The King of No-brow?


I'm a little late with this, but has anyone caught the controversy over Stephen King's National Book Foundation medal for distinguished contribution to American letters—the latest in the other culture wars? (Highbrow vs lowbrow, Jonathan Franzen vs Oprah, etc.) To some literati, the award is another breakthrough for the barbarians at the gate. I will admit that unlike many of my fellow Reason-ers, I am rather sympathetic to "traditional" hierarchies of cultural value and to the notion of artistic excellence that transcends market success. But the intellectuals' hand-wringing on this occasion does not generate much sympathy. In an interview with the Boston Globe, Croatian emigre Dubravka Ugresic compares the tyranny of the literary marketplace to that of Stalinist socialist realism, to which she deems King to be a modern Western heir. (Shouldn't expats from ex-Communist countries know better?) Meanwhile, in the Nov. 24 Time, another ex-Eastern European, Lev Grossman, should have the last word when he declares, "Books aren't high or low. They're just good or bad." Since Grossman's brief, cogent essay is no longer available online for free, here's the excerpt that sums up the main idea:

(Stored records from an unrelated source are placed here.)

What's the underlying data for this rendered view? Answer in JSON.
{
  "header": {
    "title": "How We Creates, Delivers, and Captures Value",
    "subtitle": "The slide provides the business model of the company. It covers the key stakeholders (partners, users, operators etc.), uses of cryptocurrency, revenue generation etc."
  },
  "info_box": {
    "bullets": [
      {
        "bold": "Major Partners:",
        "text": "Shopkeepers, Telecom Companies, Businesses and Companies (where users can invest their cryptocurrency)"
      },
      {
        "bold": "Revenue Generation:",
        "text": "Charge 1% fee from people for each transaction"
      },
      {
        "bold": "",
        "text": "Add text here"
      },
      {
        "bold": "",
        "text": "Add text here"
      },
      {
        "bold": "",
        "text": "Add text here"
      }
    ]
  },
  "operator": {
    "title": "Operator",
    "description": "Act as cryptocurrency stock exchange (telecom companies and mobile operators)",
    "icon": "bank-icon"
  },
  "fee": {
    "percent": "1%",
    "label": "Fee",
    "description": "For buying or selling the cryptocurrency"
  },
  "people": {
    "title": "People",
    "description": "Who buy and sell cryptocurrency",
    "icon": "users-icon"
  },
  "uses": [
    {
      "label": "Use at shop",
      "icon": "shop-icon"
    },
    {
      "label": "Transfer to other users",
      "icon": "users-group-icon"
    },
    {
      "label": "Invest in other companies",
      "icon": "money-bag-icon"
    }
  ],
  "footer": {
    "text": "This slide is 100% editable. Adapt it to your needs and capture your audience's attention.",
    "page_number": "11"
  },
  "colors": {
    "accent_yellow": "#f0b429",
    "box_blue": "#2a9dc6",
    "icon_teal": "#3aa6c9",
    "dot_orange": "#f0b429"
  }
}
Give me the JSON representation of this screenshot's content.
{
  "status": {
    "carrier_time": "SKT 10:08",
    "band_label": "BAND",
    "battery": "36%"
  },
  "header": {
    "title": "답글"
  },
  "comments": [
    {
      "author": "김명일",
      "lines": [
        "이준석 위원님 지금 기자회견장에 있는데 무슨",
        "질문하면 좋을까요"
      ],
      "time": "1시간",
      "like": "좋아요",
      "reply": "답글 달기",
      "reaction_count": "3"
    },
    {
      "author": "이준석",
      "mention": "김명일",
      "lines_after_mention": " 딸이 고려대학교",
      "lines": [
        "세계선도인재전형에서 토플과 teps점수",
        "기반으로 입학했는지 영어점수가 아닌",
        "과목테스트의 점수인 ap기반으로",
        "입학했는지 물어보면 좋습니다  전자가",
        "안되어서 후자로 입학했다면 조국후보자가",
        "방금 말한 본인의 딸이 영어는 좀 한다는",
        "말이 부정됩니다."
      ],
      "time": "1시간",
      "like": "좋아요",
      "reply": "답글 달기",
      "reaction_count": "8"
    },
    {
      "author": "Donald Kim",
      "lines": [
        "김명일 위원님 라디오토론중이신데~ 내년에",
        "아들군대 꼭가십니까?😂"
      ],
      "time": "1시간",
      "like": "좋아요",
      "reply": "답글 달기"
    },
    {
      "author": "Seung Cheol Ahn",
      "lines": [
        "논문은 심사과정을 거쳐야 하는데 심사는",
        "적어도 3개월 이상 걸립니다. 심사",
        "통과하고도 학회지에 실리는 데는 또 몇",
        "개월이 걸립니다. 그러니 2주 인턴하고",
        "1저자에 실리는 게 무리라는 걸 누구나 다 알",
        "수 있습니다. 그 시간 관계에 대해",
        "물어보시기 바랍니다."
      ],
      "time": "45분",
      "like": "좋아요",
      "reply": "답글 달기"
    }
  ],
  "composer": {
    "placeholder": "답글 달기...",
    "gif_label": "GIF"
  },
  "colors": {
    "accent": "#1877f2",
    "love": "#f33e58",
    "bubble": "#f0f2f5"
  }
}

How did America's reading habits become so radically polarized, so prissily puritanical, that at best a quarter of what people read (or at least what they buy) qualifies as legitimate literature? It hasn't always been like this. As recently as the mid–19th century, historians of the novel tell us, there was only one heap. Dickens wrote best-selling novels, but they weren't considered 'commercial' or 'popular' or 'your-euphemism-here.' They were just novels. No one looked down on Scott and Tennyson and Stowe for being wildly successful. No one got all embarrassed when they were caught reading the new Edgar Allan Poe over lunch.

But by the time modernism kicked in, in the early part of the 20th century, things had changed. The year 1922 saw the publication of both T.S. Eliot's The Waste Land and James Joyce's Ulysses, two of the greatest literary works in Western history, but also two of the first that are impossible to understand without (and, arguably, with) compendious footnotes and critical apparatuses. All of a sudden you knew something was literary because it was difficult. You either got it or you didn't, and if you didn't, you didn't admit it. As much as Americans like to be democratic in our politics, we have become aristocratic in our aesthetics.

This was something strange and new. Reading literature and having a damn good time had become quietly but decidedly uncoupled. And yet we think of this state of affairs as normal, and it has left us with a set of perverse biases that persist to this day. We have a high tolerance for boredom and difficulty. We praise rich, complex, lyrical prose, but we don't really appreciate the pleasures of a well-paced, gracefully structured plot. Or, worse, we appreciate them, but we are embarrassed about it. Somewhere along the line, we learned to associate the deliciousness of a cracking good yarn–that ineffable sense of things falling into place and connecting with one another in an accelerating, exhilarating cascade–with shame, as if literature shouldn't be this much fun, and if it is, it isn't literature. I'm sure some psychiatrist somewhere has a name for associating pleasure with shame, but I think we can all agree that it's a little sick.

Hear, hear. Of course, it should be noted that a lot of popular 19th Century literature was (justly forgotten) junk. Popularity is not, in my view, proof of excellence; but is shouldn't be a mark of shame, either.